[DATA PROVIDED Boundary: Start]

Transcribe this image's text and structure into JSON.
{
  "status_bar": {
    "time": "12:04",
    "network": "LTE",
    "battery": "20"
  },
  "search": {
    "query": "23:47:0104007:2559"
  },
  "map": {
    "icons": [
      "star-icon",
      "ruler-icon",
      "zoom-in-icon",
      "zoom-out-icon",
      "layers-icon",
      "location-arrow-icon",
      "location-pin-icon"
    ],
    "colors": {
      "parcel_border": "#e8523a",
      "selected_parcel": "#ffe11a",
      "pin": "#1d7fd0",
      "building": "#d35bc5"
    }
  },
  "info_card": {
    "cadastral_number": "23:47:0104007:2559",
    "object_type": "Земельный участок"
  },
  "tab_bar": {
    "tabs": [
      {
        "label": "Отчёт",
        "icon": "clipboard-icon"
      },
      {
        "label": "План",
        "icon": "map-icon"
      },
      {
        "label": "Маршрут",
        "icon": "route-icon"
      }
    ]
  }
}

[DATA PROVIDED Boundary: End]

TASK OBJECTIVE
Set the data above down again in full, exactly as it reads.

ANSWER SPACE
Transcribe this image's text and structure into JSON.
{
  "status_bar": {
    "time": "12:04",
    "network": "LTE",
    "battery": "20"
  },
  "search": {
    "query": "23:47:0104007:2559"
  },
  "map": {
    "icons": [
      "star-icon",
      "ruler-icon",
      "zoom-in-icon",
      "zoom-out-icon",
      "layers-icon",
      "location-arrow-icon",
      "location-pin-icon"
    ],
    "colors": {
      "parcel_border": "#e8523a",
      "selected_parcel": "#ffe11a",
      "pin": "#1d7fd0",
      "building": "#d35bc5"
    }
  },
  "info_card": {
    "cadastral_number": "23:47:0104007:2559",
    "object_type": "Земельный участок"
  },
  "tab_bar": {
    "tabs": [
      {
        "label": "Отчёт",
        "icon": "clipboard-icon"
      },
      {
        "label": "План",
        "icon": "map-icon"
      },
      {
        "label": "Маршрут",
        "icon": "route-icon"
      }
    ]
  }
}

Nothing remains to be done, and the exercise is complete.